CodeBeamer operates with User Accounts. A User must have an account to log in. An account can be created manually from the New Account dialog or by the LDAP authentication system at the first login.
CodeBeamer data is organized into projects. Projects are secure collaborative workplaces where users can share, discuss, contribute, coordinate and find project information. A registered CodeBeamer user can create projects provided they have sufficient group permissions. When a user creates a project, the Project Administrator role is assigned to that user. Typically the project administrator is responsible for managing project resources. See also Authentication and Access Control in codeBeamer , Managing Projects
Managing Large Numbers of Projects
When working with many projects, it is useful to sort related projects into Working Sets. Projects could be grouped according to line of business, or functions such as Research and Development or Finance. Please see Grouping Projects with Working Sets for more details.
Projects and Working Sets of projects can be selected from a menu that appears when the cursor hovers over the Project Menu-bar item. This type of menu is called a 'tool-tip' menu. The five most-recent projects are displayed.
A user is an individual (or application program using the API) identity that has a codeBeamer account. A codeBeamer user can have a set of roles in a project , which entitles that user to access all resources allowed by those roles. Users are also associated with a group, which specifies a different set of permissions, which apply in all projects.
An account is used to identify a user by name, and password. Account information contains data such as name, organization, e-mail, skill, etc.
A user who is assigned to a project is a project member. A member can be assigned to one or more projects and to one or more roles.
Roles reflect hierarchical or task-based team structures in a project. A role's access permission's scope is project-wide. For example a role can be Developer or Designer where users in the Developer role are granted write access on the SCM system but users in the Designer role are not.
Custom roles are useful when the standard codeBeamer roles (Customer, Developer - Extern, Developer - Intern, Stakeholder) are insufficient to organize your team structure, and you need a new role e.g. Architect, with specific access privileges. Roles' permissions and custom roles are specific to the project in which they are created. Custom roles can be created and default, standard roles can be edited in any project, assuming the role-editor has sufficient permissions on the project.
If you create a new role in an existing project, without using a template for the new role, the new role will not have permissions for any project artifacts created before the role.

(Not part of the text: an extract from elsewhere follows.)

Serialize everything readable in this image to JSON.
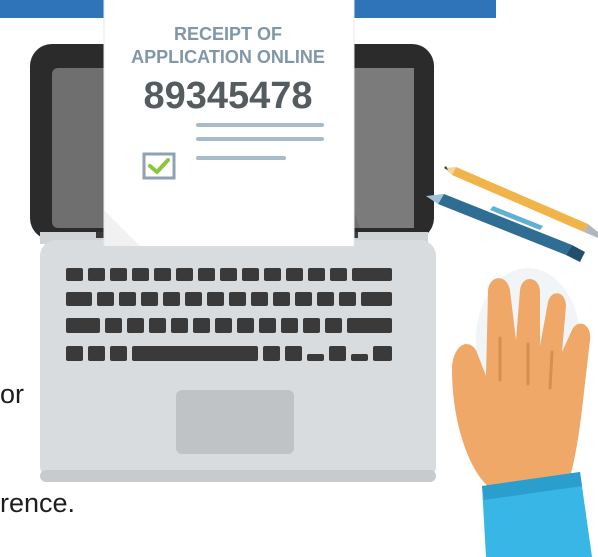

So for example, Trackers that existed before the role was created will not be visible to the new role, even though you selected the 'Tracker -View' permission when making the new role. Only new Trackers, created after the role is created, will be visible to it. If you desire your new role to have access to existing project areas, you must manually add the permissions in each area (Trackers, Document Manager, and so on). To check the permissions of your newly-created role, add a member to the role, and use the tooltip menu next to the member's name in the Members area of the project to determine the granted permissions. We recommend using a template role, instead of manually adding permissions.
A group is a collection of users. Groups can represent organizational structure. The scope of group permissions is server-wide. A codeBeamer group is a category of users classified by common traits, such as organization, job profile, skill or title. For example, at a software development organization a user might belong to the Customer group, but other users to the Developer, Support, or Management groups. Categorizing users into groups makes it easier to control the access of medium to large numbers of users.
With the group structure you can collect users on the codeBeamer server into logical sets, and assign them different sever-wide permissions such as project-creation permissions or permissions to view other users' personal data. Groups can only be administered by the System Administrator, see Managing Groups.
Assign Roles to Groups
Groups can also be assigned different roles in different projects. This makes the management of access rights very convenient, especially when a large number of users must be managed.
Roles are administered in each project by the Project Administrator. A role's access to project information is defined by the Project Administrator on the Members tab, by selecting the 'edit' option for the role on the left-hand side panel.
Role Based Access Control
Roles allow control of visibility and access to various codeBeamer artifacts, like trackers, reports or documents. This ensures for example that both internal teams and business partners only see and access appropriate information. Members of the same role have the same level of access to artifacts on projects. The highest level of access permission a member has from individual roles or groups takes precedence when accessing an artifact.
For tracker, document and Wiki artifacts, a fine granulated access-permission mechanism is provided on Trackers, Work items, attachments, comments, associations and notifications.
Role and Group Based Access Control
Role and Group Based Access Control is useful to manage access control for medium or large numbers of users. Role and Group Based Access Control is also useful to simplify the project setup and management if:
users are not exactly known at the project set-up,
the number of users changes frequently in a project or
communities or anonymous access must be managed
When the individual developers and testers are partially or not known at the project setup, you can
create the groups Developer, Tester and TechWriter (SysAdmin function)
create the roles Developer-access, Tester-access, TechWriter-access
edit the access pemissions for the roles
assign the group Developer, to the role Developer-access
assign the group Tester, to the role Tester-access
assign the group TechWriter, to the role TechWriter-access
When your organization has many new customers and their number is growing or changing rapidly, you can
create a group Customers and
assign the group Customers to a Customer-access role on specific projects.